What to work on: Filter the entries beneath this task, copying only the lines that hold the word "more".

BEGIN Dataset

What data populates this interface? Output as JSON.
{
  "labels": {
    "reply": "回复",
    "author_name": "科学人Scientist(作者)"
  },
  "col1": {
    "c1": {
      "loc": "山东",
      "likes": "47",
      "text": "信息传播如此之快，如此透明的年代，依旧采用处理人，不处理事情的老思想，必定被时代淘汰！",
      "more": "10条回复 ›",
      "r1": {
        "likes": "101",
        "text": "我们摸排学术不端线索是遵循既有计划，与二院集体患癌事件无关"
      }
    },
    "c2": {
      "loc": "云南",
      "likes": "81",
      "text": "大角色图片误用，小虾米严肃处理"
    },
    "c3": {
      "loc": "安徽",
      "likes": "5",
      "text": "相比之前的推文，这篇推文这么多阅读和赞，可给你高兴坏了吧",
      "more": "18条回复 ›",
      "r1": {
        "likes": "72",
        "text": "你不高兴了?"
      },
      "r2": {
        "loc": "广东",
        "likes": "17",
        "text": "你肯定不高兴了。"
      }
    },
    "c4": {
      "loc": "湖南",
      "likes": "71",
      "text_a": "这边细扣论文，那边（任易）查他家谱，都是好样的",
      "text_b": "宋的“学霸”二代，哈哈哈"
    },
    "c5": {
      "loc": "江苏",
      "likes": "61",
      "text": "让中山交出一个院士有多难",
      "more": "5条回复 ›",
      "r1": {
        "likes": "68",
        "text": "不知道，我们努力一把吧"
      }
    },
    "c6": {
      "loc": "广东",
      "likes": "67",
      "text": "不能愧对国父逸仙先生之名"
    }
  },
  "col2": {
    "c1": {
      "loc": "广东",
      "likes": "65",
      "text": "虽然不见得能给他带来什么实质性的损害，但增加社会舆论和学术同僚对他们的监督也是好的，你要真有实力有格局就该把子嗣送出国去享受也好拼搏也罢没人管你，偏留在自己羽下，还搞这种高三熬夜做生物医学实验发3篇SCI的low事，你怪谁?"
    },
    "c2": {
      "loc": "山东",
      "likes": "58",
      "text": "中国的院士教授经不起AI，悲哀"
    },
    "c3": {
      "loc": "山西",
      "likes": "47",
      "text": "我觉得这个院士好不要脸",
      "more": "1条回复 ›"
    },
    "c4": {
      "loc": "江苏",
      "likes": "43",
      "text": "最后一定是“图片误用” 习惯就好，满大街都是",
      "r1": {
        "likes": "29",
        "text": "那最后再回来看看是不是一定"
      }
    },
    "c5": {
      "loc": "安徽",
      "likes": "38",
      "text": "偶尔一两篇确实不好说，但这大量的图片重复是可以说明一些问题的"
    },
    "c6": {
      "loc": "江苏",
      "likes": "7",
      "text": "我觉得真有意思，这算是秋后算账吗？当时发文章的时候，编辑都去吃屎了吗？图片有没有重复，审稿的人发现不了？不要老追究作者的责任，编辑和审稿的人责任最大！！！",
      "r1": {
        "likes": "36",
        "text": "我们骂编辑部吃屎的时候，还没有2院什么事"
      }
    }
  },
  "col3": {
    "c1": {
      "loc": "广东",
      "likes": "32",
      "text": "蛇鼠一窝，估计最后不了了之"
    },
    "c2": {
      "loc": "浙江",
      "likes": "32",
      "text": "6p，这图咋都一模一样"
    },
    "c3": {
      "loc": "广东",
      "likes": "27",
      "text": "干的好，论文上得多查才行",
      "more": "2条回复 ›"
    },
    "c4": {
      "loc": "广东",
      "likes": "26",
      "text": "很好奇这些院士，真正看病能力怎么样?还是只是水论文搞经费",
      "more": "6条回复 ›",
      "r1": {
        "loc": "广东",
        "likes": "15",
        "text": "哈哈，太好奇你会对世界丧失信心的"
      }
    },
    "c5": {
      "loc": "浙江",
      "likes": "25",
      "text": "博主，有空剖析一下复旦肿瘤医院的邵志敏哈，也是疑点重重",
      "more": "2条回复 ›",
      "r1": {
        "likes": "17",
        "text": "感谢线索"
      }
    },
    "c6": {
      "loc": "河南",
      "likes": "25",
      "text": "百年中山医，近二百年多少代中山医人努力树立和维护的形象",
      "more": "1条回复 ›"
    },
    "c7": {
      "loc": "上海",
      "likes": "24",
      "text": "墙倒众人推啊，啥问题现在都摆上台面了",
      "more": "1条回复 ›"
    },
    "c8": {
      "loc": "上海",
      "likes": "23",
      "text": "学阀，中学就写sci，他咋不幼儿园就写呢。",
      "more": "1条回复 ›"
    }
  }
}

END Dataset

Completed task:
      "more": "10条回复 ›",
      "more": "18条回复 ›",
      "more": "5条回复 ›",
      "more": "1条回复 ›"
      "more": "2条回复 ›"
      "more": "6条回复 ›",
      "more": "2条回复 ›",
      "more": "1条回复 ›"
      "more": "1条回复 ›"
      "more": "1条回复 ›"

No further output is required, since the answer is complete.